Beth pursed her lips in annoyance as the remote control slipped from her arthritic fingers and fell just out of reach on the floor.
Now she’d have to wait for the home care visitor to retrieve it for her.
In the meantime, much to her irritation, she would have to endure the programme just starting – a Mother’s Day special and one of those mind-numbing cooking-against-the-clock shows where contestants, chef and presenter alike all have that moronic look on their faces and comments to match.
If only she could get the remote and mute or change the programme from the interminably ceaseless inane dribble, she thought.
Even reading was difficult with a background of high-pitched and low resonant voices over-talking as everyone wanted their say between cooking whatever it was. As if she cared.
Then one sentence uttered by a contestant ended all that as Beth sat riveted to her seat and leaned forward with interest.

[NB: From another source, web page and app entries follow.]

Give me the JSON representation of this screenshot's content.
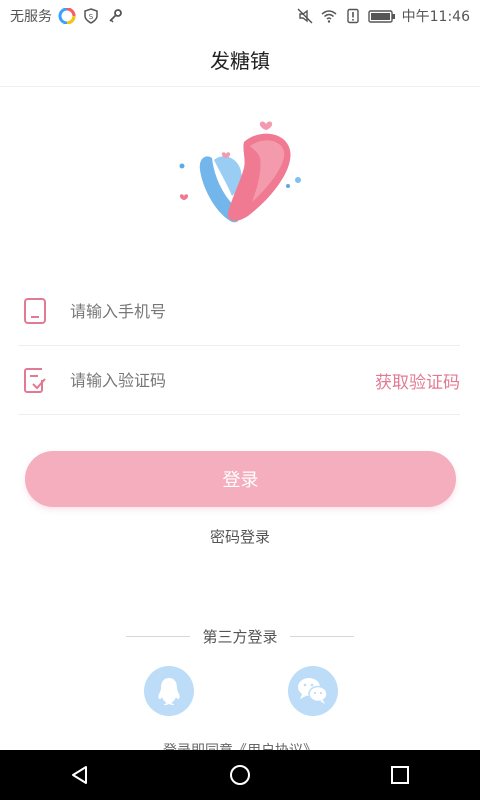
{
  "status_bar": {
    "carrier": "无服务",
    "time": "中午11:46",
    "icons": [
      "app-icon",
      "shield-icon",
      "key-icon",
      "mute-icon",
      "wifi-icon",
      "alert-icon",
      "battery-icon"
    ]
  },
  "header": {
    "title": "发糖镇"
  },
  "form": {
    "phone_placeholder": "请输入手机号",
    "code_placeholder": "请输入验证码",
    "get_code_label": "获取验证码"
  },
  "login_button": "登录",
  "password_login": "密码登录",
  "third_party": {
    "label": "第三方登录",
    "providers": [
      "qq-icon",
      "wechat-icon"
    ]
  },
  "agreement": "登录即同意《用户协议》",
  "colors": {
    "accent": "#e37a93",
    "button": "#f4aebd",
    "social": "#bcdcf8"
  }
}
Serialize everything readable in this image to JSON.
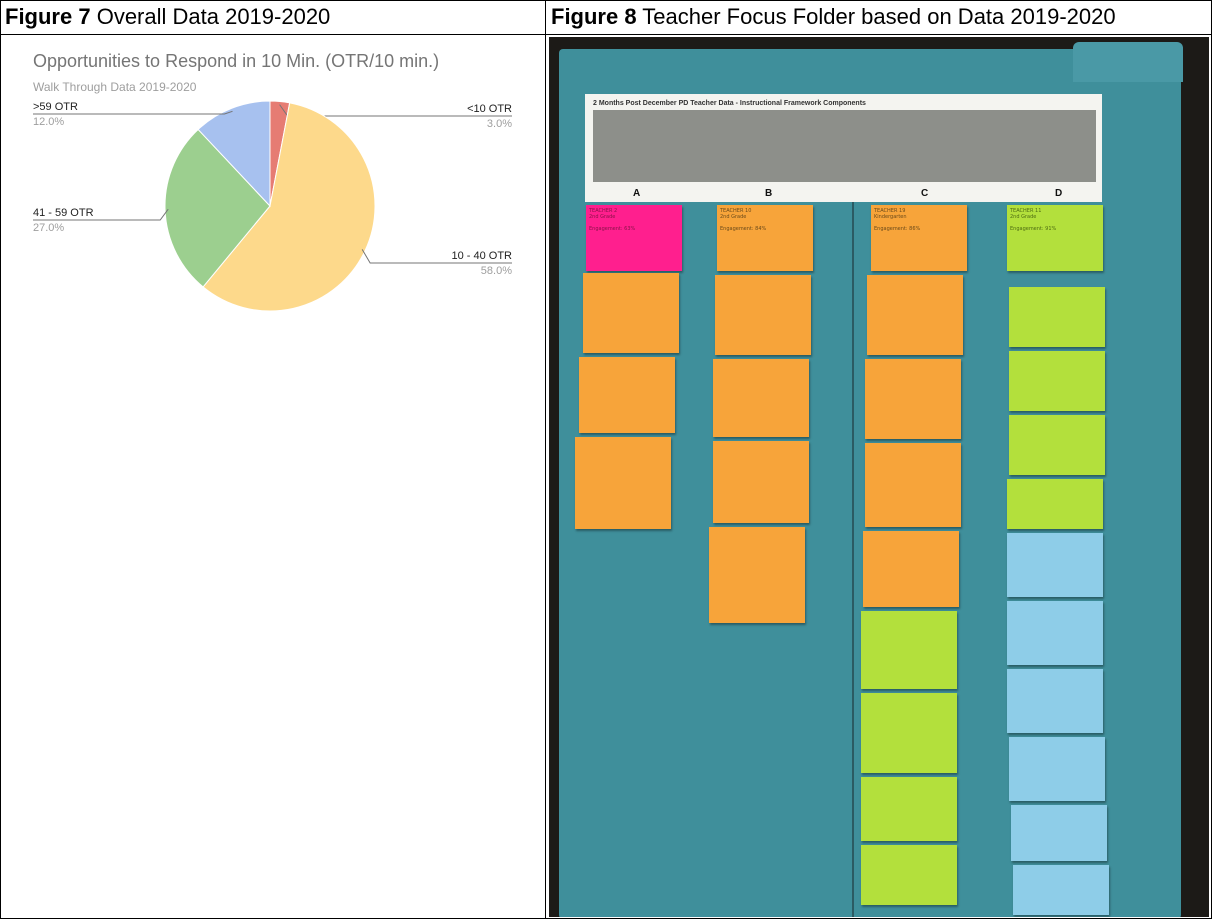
{
  "figures": {
    "fig7_label": "Figure 7",
    "fig7_title": "Overall Data 2019-2020",
    "fig8_label": "Figure 8",
    "fig8_title": "Teacher Focus Folder based on Data 2019-2020"
  },
  "chart_data": {
    "type": "pie",
    "title": "Opportunities to Respond in 10 Min. (OTR/10 min.)",
    "subtitle": "Walk Through Data 2019-2020",
    "slices": [
      {
        "label": "<10 OTR",
        "value": 3.0,
        "percent_label": "3.0%",
        "color": "#e67c73"
      },
      {
        "label": "10 - 40 OTR",
        "value": 58.0,
        "percent_label": "58.0%",
        "color": "#fdd98b"
      },
      {
        "label": "41 - 59 OTR",
        "value": 27.0,
        "percent_label": "27.0%",
        "color": "#9ccf8f"
      },
      {
        "label": ">59 OTR",
        "value": 12.0,
        "percent_label": "12.0%",
        "color": "#a7c1ef"
      }
    ]
  },
  "photo": {
    "sheet_title": "2 Months Post December PD Teacher Data - Instructional Framework Components",
    "column_letters": [
      "A",
      "B",
      "C",
      "D"
    ],
    "sticky_texts": [
      "TEACHER 2",
      "TEACHER 10",
      "TEACHER 19",
      "TEACHER 11",
      "2nd Grade",
      "2nd Grade",
      "Kindergarten",
      "2nd Grade",
      "Engagement: 63%",
      "Engagement: 84%",
      "Engagement: 86%",
      "Engagement: 91%"
    ]
  }
}
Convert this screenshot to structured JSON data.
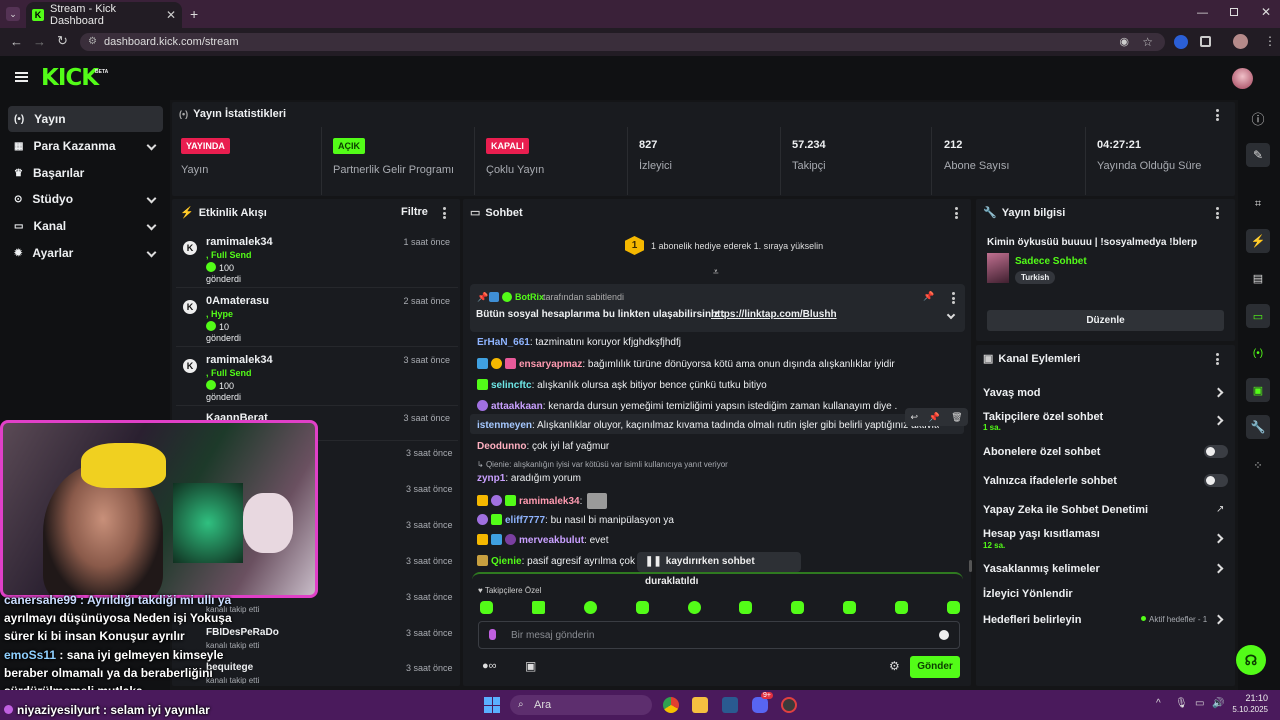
{
  "browser": {
    "tab_title": "Stream - Kick Dashboard",
    "url": "dashboard.kick.com/stream"
  },
  "kick": {
    "logo": "KICK",
    "beta": "BETA"
  },
  "sidebar": {
    "items": [
      {
        "label": "Yayın",
        "icon": "broadcast-icon"
      },
      {
        "label": "Para Kazanma",
        "icon": "money-icon"
      },
      {
        "label": "Başarılar",
        "icon": "trophy-icon"
      },
      {
        "label": "Stüdyo",
        "icon": "studio-icon"
      },
      {
        "label": "Kanal",
        "icon": "channel-icon"
      },
      {
        "label": "Ayarlar",
        "icon": "gear-icon"
      }
    ]
  },
  "stats": {
    "title": "Yayın İstatistikleri",
    "cards": [
      {
        "badge": "YAYINDA",
        "label": "Yayın",
        "color": "#e91e4f"
      },
      {
        "badge": "AÇIK",
        "label": "Partnerlik Gelir Programı",
        "color": "#53fc18"
      },
      {
        "badge": "KAPALI",
        "label": "Çoklu Yayın",
        "color": "#e91e4f"
      },
      {
        "value": "827",
        "label": "İzleyici"
      },
      {
        "value": "57.234",
        "label": "Takipçi"
      },
      {
        "value": "212",
        "label": "Abone Sayısı"
      },
      {
        "value": "04:27:21",
        "label": "Yayında Olduğu Süre"
      }
    ]
  },
  "activity": {
    "title": "Etkinlik Akışı",
    "filter": "Filtre",
    "rows": [
      {
        "user": "ramimalek34",
        "type": ", Full Send",
        "amount": "100",
        "action": "gönderdi",
        "time": "1 saat önce"
      },
      {
        "user": "0Amaterasu",
        "type": ", Hype",
        "amount": "10",
        "action": "gönderdi",
        "time": "2 saat önce"
      },
      {
        "user": "ramimalek34",
        "type": ", Full Send",
        "amount": "100",
        "action": "gönderdi",
        "time": "3 saat önce"
      },
      {
        "user": "KaannBerat",
        "time": "3 saat önce"
      },
      {
        "user": "",
        "time": "3 saat önce"
      },
      {
        "user": "",
        "time": "3 saat önce"
      },
      {
        "user": "",
        "time": "3 saat önce"
      },
      {
        "user": "",
        "time": "3 saat önce"
      },
      {
        "user": "",
        "action": "kanalı takip etti",
        "time": "3 saat önce"
      },
      {
        "user": "FBIDesPeRaDo",
        "action": "kanalı takip etti",
        "time": "3 saat önce"
      },
      {
        "user": "bequitege",
        "action": "kanalı takip etti",
        "time": "3 saat önce"
      }
    ]
  },
  "chat": {
    "title": "Sohbet",
    "sub_goal_count": "1",
    "sub_goal_text": "1 abonelik hediye ederek 1. sıraya yükselin",
    "pinned_by": "BotRix",
    "pinned_suffix": "tarafından sabitlendi",
    "pinned_text": "Bütün sosyal hesaplarıma bu linkten ulaşabilirsiniz :",
    "pinned_link": "https://linktap.com/Blushh",
    "messages": [
      {
        "user": "ErHaN_661",
        "color": "#8fb4ff",
        "text": ": tazminatını koruyor kfjghdkşfjhdfj"
      },
      {
        "user": "ensaryapmaz",
        "color": "#ff9ab0",
        "text": ": bağımlılık türüne dönüyorsa kötü ama onun dışında alışkanlıklar iyidir"
      },
      {
        "user": "selincftc",
        "color": "#6ee7e7",
        "text": ": alışkanlık olursa aşk bitiyor bence çünkü tutku bitiyo"
      },
      {
        "user": "attaakkaan",
        "color": "#c9a0ff",
        "text": ": kenarda dursun yemeğimi temizliğimi yapsın istediğim zaman kullanayım diye ."
      },
      {
        "user": "istenmeyen",
        "color": "#a5c8ff",
        "text": ": Alışkanlıklar oluyor, kaçınılmaz kıvama tadında olmalı rutin işler gibi belirli yaptığınız aktiviteler ve gibi"
      },
      {
        "user": "Deodunno",
        "color": "#ffb0c0",
        "text": ": çok iyi laf yağmur"
      },
      {
        "reply": "Qienie: alışkanlığın iyisi var kötüsü var isimli kullanıcıya yanıt veriyor"
      },
      {
        "user": "zynp1",
        "color": "#c9a0ff",
        "text": ": aradığım yorum"
      },
      {
        "user": "ramimalek34",
        "color": "#ff9ab0",
        "text": ":"
      },
      {
        "user": "eliff7777",
        "color": "#8fb4ff",
        "text": ": bu nasıl bi manipülasyon ya"
      },
      {
        "user": "merveakbulut",
        "color": "#c9a0ff",
        "text": ": evet"
      },
      {
        "user": "Qienie",
        "color": "#53fc18",
        "text": ": pasif agresif ayrılma çok yo"
      }
    ],
    "paused": "kaydırırken sohbet duraklatıldı",
    "emote_label": "Takipçilere Özel",
    "input_placeholder": "Bir mesaj gönderin",
    "send": "Gönder"
  },
  "stream_info": {
    "title": "Yayın bilgisi",
    "stream_title": "Kimin öykusüü buuuu | !sosyalmedya !blerp",
    "category": "Sadece Sohbet",
    "tag": "Turkish",
    "edit": "Düzenle"
  },
  "channel_actions": {
    "title": "Kanal Eylemleri",
    "items": [
      {
        "label": "Yavaş mod",
        "kind": "arrow"
      },
      {
        "label": "Takipçilere özel sohbet",
        "sub": "1 sa.",
        "kind": "arrow"
      },
      {
        "label": "Abonelere özel sohbet",
        "kind": "toggle"
      },
      {
        "label": "Yalnızca ifadelerle sohbet",
        "kind": "toggle"
      },
      {
        "label": "Yapay Zeka ile Sohbet Denetimi",
        "kind": "external"
      },
      {
        "label": "Hesap yaşı kısıtlaması",
        "sub": "12 sa.",
        "kind": "arrow"
      },
      {
        "label": "Yasaklanmış kelimeler",
        "kind": "arrow"
      },
      {
        "label": "İzleyici Yönlendir",
        "kind": "none"
      },
      {
        "label": "Hedefleri belirleyin",
        "status": "Aktif hedefler - 1",
        "kind": "arrow"
      }
    ]
  },
  "overlay_chat": [
    {
      "text": "canersahe99 : Ayrıldığı takdiği mi ullı ya"
    },
    {
      "text": "ayrılmayı düşünüyosa Neden işi Yokuşa"
    },
    {
      "text": "sürer ki bi insan Konuşur ayrılır"
    },
    {
      "user": "emoSs11",
      "text": " : sana iyi gelmeyen kimseyle"
    },
    {
      "text": "beraber olmamalı ya da beraberliğini"
    },
    {
      "text": "sürdürülmemeli mutlaka"
    },
    {
      "user": "niyaziyesilyurt",
      "text": " : selam iyi yayınlar"
    }
  ],
  "taskbar": {
    "search": "Ara",
    "time": "21:10",
    "date": "5.10.2025",
    "discord_badge": "9+"
  }
}
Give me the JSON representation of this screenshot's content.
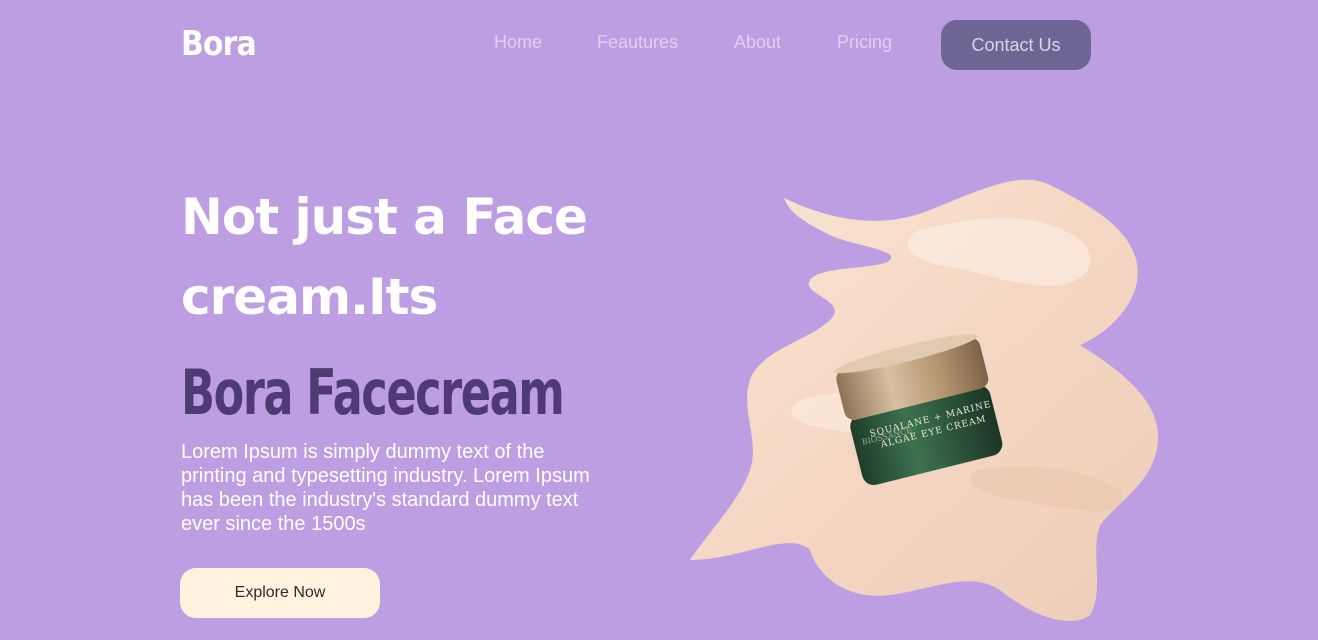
{
  "header": {
    "logo": "Bora",
    "nav": [
      "Home",
      "Feautures",
      "About",
      "Pricing"
    ],
    "contact_label": "Contact Us"
  },
  "hero": {
    "heading_line1": "Not just a Face",
    "heading_line2": "cream.Its",
    "brand_line": "Bora Facecream",
    "description": "Lorem Ipsum is simply dummy text of the printing and typesetting industry. Lorem Ipsum has been the industry's standard dummy text ever since the 1500s",
    "cta_label": "Explore Now"
  },
  "product": {
    "label_line1": "SQUALANE + MARINE",
    "label_line2": "ALGAE EYE CREAM",
    "side_text": "BIOSSANCE"
  },
  "colors": {
    "background": "#bd9ee2",
    "brand_text": "#4f3b73",
    "contact_button": "#6d6594",
    "cta_button": "#fff3e0",
    "cream": "#f6dcc9",
    "jar_glass": "#2f5a3c",
    "jar_lid": "#b89a76"
  }
}
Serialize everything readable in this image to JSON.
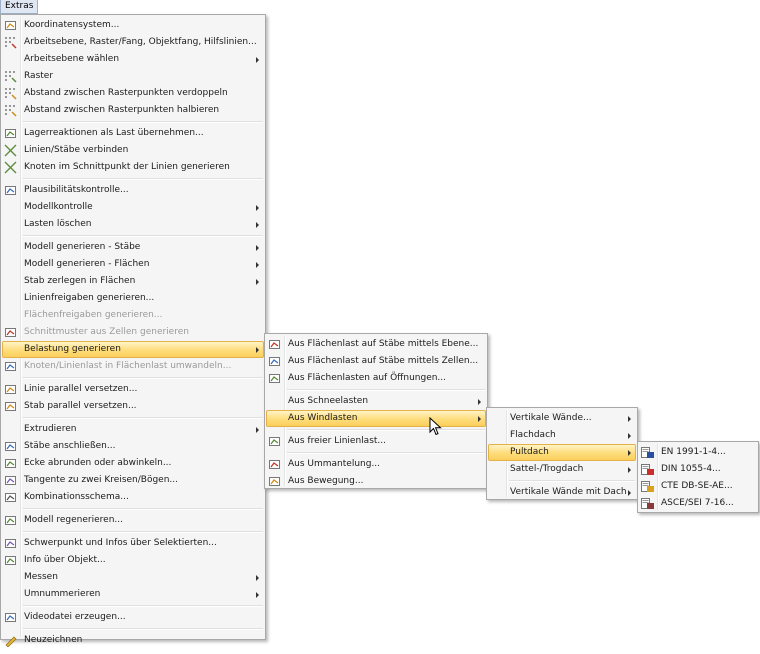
{
  "menubar": {
    "extras_label": "Extras"
  },
  "main_menu": [
    {
      "label": "Koordinatensystem...",
      "icon": "coordinate-system-icon"
    },
    {
      "label": "Arbeitsebene, Raster/Fang, Objektfang, Hilfslinien...",
      "icon": "work-plane-grid-icon"
    },
    {
      "label": "Arbeitsebene wählen",
      "submenu": true
    },
    {
      "label": "Raster",
      "icon": "grid-icon"
    },
    {
      "label": "Abstand zwischen Rasterpunkten verdoppeln",
      "icon": "grid-double-icon"
    },
    {
      "label": "Abstand zwischen Rasterpunkten halbieren",
      "icon": "grid-half-icon"
    },
    {
      "sep": true
    },
    {
      "label": "Lagerreaktionen als Last übernehmen...",
      "icon": "support-reactions-icon"
    },
    {
      "label": "Linien/Stäbe verbinden",
      "icon": "connect-lines-icon"
    },
    {
      "label": "Knoten im Schnittpunkt der Linien generieren",
      "icon": "intersection-node-icon"
    },
    {
      "sep": true
    },
    {
      "label": "Plausibilitätskontrolle...",
      "icon": "plausibility-check-icon"
    },
    {
      "label": "Modellkontrolle",
      "submenu": true
    },
    {
      "label": "Lasten löschen",
      "submenu": true
    },
    {
      "sep": true
    },
    {
      "label": "Modell generieren - Stäbe",
      "submenu": true
    },
    {
      "label": "Modell generieren - Flächen",
      "submenu": true
    },
    {
      "label": "Stab zerlegen in Flächen",
      "submenu": true
    },
    {
      "label": "Linienfreigaben generieren..."
    },
    {
      "label": "Flächenfreigaben generieren...",
      "disabled": true
    },
    {
      "label": "Schnittmuster aus Zellen generieren",
      "disabled": true,
      "icon": "cutting-pattern-icon"
    },
    {
      "label": "Belastung generieren",
      "submenu": true,
      "highlight": true
    },
    {
      "label": "Knoten/Linienlast in Flächenlast umwandeln...",
      "disabled": true,
      "icon": "convert-load-icon"
    },
    {
      "sep": true
    },
    {
      "label": "Linie parallel versetzen...",
      "icon": "offset-line-icon"
    },
    {
      "label": "Stab parallel versetzen...",
      "icon": "offset-member-icon"
    },
    {
      "sep": true
    },
    {
      "label": "Extrudieren",
      "submenu": true
    },
    {
      "label": "Stäbe anschließen...",
      "icon": "connect-members-icon"
    },
    {
      "label": "Ecke abrunden oder abwinkeln...",
      "icon": "round-corner-icon"
    },
    {
      "label": "Tangente zu zwei Kreisen/Bögen...",
      "icon": "tangent-icon"
    },
    {
      "label": "Kombinationsschema...",
      "icon": "combination-scheme-icon"
    },
    {
      "sep": true
    },
    {
      "label": "Modell regenerieren...",
      "icon": "regenerate-model-icon"
    },
    {
      "sep": true
    },
    {
      "label": "Schwerpunkt und Infos über Selektierten...",
      "icon": "centroid-info-icon"
    },
    {
      "label": "Info über Objekt...",
      "icon": "object-info-icon"
    },
    {
      "label": "Messen",
      "submenu": true
    },
    {
      "label": "Umnummerieren",
      "submenu": true
    },
    {
      "sep": true
    },
    {
      "label": "Videodatei erzeugen...",
      "icon": "video-file-icon"
    },
    {
      "sep": true
    },
    {
      "label": "Neuzeichnen",
      "icon": "redraw-icon"
    }
  ],
  "belastung_menu": [
    {
      "label": "Aus Flächenlast auf Stäbe mittels Ebene...",
      "icon": "area-load-plane-icon"
    },
    {
      "label": "Aus Flächenlast auf Stäbe mittels Zellen...",
      "icon": "area-load-cells-icon"
    },
    {
      "label": "Aus Flächenlasten auf Öffnungen...",
      "icon": "area-load-openings-icon"
    },
    {
      "sep": true
    },
    {
      "label": "Aus Schneelasten",
      "submenu": true
    },
    {
      "label": "Aus Windlasten",
      "submenu": true,
      "highlight": true
    },
    {
      "sep": true
    },
    {
      "label": "Aus freier Linienlast...",
      "icon": "free-line-load-icon"
    },
    {
      "sep": true
    },
    {
      "label": "Aus Ummantelung...",
      "icon": "encasement-icon"
    },
    {
      "label": "Aus Bewegung...",
      "icon": "motion-icon"
    }
  ],
  "wind_menu": [
    {
      "label": "Vertikale Wände...",
      "submenu": true
    },
    {
      "label": "Flachdach",
      "submenu": true
    },
    {
      "label": "Pultdach",
      "submenu": true,
      "highlight": true
    },
    {
      "label": "Sattel-/Trogdach",
      "submenu": true
    },
    {
      "sep": true
    },
    {
      "label": "Vertikale Wände mit Dach",
      "submenu": true
    }
  ],
  "pultdach_menu": [
    {
      "label": "EN 1991-1-4...",
      "icon": "en-flag-icon"
    },
    {
      "label": "DIN 1055-4...",
      "icon": "din-flag-icon"
    },
    {
      "label": "CTE DB-SE-AE...",
      "icon": "cte-flag-icon"
    },
    {
      "label": "ASCE/SEI 7-16...",
      "icon": "asce-flag-icon"
    }
  ]
}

“Yes, I got the idea for this recipe from my grandfather. He used to be in bomb disposal just after the Second World War.”
As the young girl prattled on about the recipe Beth’s memories flooded in and seemed to overwhelm her as tears of sadness came to her eyes.
If only life had been kinder, she thought. She was 25 when she’d married an army captain in 1952. He was five years older and destined for promotion after his latest tour of duty in bomb disposal. London was being rebuilt and numerous unexploded German bombs were often unearthed as excavations proceeded in the rebuilding of the capital.
They’d been married for just over a year and Beth was heavily pregnant when she kissed John goodbye as he was picked up by an army vehicle which headed for London.
She didn’t know it at the time but he was due to work on one of many incendiary explosives which had dropped around St Paul’s Cathedral.
Whatever went wrong left little or no evidence of her late husband who was posthumously awarded a medal for bravery and other descriptive plaudits which, however well meaning, would not bring him back.
Heartbroken she returned to her native Ireland where her parents lived and who organised for her to have her baby in the country hospital run by the nuns.
The birth seemed normal but tiring for Beth who was still in mourning and she fell asleep immediately after delivery. When she awoke and asked to see her baby the nun, who acted as midwife, expressed her deep sorrow that Beth’s baby had died shortly after birth.
The combined deaths of her beloved husband and baby, which was all she had to remember John by, had a profound effect on Beth. Through the intervening years she regularly declined many offers of marriage and threw herself into a diplomatic career.
The work was demanding, the hours long and the job meant frequent extended periods of working abroad.
The first Monday after her Friday retirement and farewell party with the usual handshakes and congratulatory messages from ministers and others saw a very lonely Beth.
No husband, no children, no known family and no real hobbies, other than reading biographies.
The cooking programme was drawing to a close as Beth realised she would not be able to watch one of her favourite quiz programmes as it was on another channel and the remote was just tantalisingly out of reach.
The clock indicated it would be at least an hour before the home carer was due.
Her biography on some English explorer was less than inspiring but apart from looking out of the window at two young lovers enjoying an afternoon hug and kiss, there was little to occupy her.
Once again there was a reference on the TV to it being Mother’s Day and she recalled the number of times she used to give her own mother flowers.
But that was all in the past and the 60 years since her marriage to John was effectively three generations and the future now lay with the next generation and not hers.
As Beth sadly meditated on what might have been and whether her role in the diplomatic service had served much purpose then or now she heard the door lock click.
“It’s me Beth,” said the familiar voice of the home carer.
“Can you get my remote for me please?” said Beth as the home carer appeared with a large bouquet of flowers.
“I’ve a surprise for you Beth,” she said handing them over.
“That’s very kind of you.”
“No they’re not from me but from someone who asked me to give them to you in case you didn’t want any visitors.”
Beth looked puzzled and intrigued.
“It’s someone very special but I don’t want the surprise to be too much for you. Are you ready for a really special visitor, or should I say visitors?”
Beth looked towards the door and nodded.
“You can come in now,” shouted the home carer.
“Hello mum,” said a tall, distinguished-looking elderly man who, on entering, gave Beth a flashback to the 1950s of her late husband.
She stared hard at the visitor who was then joined by a fine-looking younger companion.
“I’m the son the nuns said had died and it’s taken me all this time to find out who my real mother was.
“We’ve over half a century of catching up to do mother dear.”
Tears formed in Beth’s eyes but they were no longer the tears of sadness she’d experience for over 60 years but tears of joy.
But could she ever forgive the nuns for taking away her baby on the erroneous assumption she was a single woman rather than one recently widowed and then giving her infant to a childless couple?
It was going to be a big ask, but now that she was finally looking at her son – and grandson – her previous tearful Mother’s Day blues had turned to tears of joy.